The central theme of his research has been the relationship between scientific models of nature and the theory and practice of art. Increasingly it has concerned issues of visualisation, modelling and representation common to science and art. He wrote on ‘Art and Science’, ‘Science and Image’, and “Science and Culture’ regularly in Nature for more than ten years. A major focus has been the art and writings of Leonardo da Vinci, culminating in the prize-winning Leonardo da Vinci.. A book on the new Leonardo portrait, which is have christened La Bella Principessa, was published in the spring of 2010.
The summation of the optical researches is The Science of Art. The Optical Themes in Western Art from Brunelleschi to Seurat, Yale University Press, 1990 and 1992. Anatomical themes and related topics from natural history and the ‘hard’ sciences are being explored in two books written during his 5 years as British Academy Wolfson Research Professor; Seen and Unseen. Visual Angles on Art and Science; and Visualizations. The ‘Nature’ Book of Science and Art.
The broad thrust of more recent work is devoted to a history of the visual, which embraces the wide range of artefacts from science, technology and the fine and applied arts that have been devised to articulate our visual relationship to the physical world. A scientific diagram or computer graphic model of a molecule is as relevant to this new history as a painting by Michelangelo. Direct expressions of this vision are to be found in the Centre for Visual Studies which I founded in Oxford.

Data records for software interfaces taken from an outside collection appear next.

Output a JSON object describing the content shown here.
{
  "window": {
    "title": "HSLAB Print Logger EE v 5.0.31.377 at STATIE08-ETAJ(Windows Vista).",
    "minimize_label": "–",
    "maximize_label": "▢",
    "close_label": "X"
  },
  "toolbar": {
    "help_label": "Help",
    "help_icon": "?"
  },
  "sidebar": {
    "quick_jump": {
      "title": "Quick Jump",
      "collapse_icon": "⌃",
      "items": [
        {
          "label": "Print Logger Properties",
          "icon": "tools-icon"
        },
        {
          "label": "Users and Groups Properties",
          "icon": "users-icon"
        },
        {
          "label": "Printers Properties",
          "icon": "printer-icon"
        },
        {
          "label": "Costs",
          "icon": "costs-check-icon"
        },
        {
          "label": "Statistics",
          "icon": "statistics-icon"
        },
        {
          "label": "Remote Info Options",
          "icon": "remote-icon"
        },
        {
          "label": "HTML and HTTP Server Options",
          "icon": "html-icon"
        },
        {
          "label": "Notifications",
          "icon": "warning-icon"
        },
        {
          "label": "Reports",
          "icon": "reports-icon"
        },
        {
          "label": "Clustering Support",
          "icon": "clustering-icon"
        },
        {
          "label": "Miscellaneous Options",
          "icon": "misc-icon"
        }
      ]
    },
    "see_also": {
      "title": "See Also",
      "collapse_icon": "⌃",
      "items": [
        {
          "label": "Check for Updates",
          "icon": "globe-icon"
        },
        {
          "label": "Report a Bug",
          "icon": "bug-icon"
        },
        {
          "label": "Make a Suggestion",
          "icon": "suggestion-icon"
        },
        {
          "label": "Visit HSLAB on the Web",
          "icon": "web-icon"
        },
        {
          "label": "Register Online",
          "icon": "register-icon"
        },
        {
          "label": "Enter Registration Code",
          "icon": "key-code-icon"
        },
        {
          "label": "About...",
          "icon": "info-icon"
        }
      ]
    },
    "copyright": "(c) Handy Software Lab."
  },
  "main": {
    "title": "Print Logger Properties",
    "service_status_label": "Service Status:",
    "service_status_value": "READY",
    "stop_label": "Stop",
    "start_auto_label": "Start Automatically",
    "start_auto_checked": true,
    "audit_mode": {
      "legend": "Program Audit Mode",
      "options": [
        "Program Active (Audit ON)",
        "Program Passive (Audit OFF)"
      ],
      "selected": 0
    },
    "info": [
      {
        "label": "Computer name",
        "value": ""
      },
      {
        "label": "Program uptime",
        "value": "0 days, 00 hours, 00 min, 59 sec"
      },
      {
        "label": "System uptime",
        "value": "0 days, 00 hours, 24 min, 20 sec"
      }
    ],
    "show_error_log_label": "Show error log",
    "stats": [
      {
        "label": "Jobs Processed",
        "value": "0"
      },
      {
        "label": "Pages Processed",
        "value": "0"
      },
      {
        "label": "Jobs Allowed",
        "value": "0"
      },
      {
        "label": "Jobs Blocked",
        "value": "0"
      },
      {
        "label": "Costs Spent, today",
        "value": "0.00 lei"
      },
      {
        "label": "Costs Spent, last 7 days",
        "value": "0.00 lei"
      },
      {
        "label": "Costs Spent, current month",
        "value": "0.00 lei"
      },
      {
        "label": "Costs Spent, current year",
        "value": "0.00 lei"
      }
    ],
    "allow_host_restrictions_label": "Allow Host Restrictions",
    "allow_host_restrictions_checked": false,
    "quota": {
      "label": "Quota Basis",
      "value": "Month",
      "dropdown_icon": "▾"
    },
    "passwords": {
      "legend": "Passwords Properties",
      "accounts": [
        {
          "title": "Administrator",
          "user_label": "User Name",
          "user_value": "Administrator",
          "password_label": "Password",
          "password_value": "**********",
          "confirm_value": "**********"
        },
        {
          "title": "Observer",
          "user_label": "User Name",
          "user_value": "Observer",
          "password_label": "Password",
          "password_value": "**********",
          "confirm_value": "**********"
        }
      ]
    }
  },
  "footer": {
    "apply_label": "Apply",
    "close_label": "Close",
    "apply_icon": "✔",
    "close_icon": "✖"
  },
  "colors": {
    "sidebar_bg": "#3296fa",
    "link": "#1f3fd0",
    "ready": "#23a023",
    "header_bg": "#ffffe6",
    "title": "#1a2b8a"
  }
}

Note: Visualizations - The Nature book of Art and Science and Behind the Picture are currently out of print.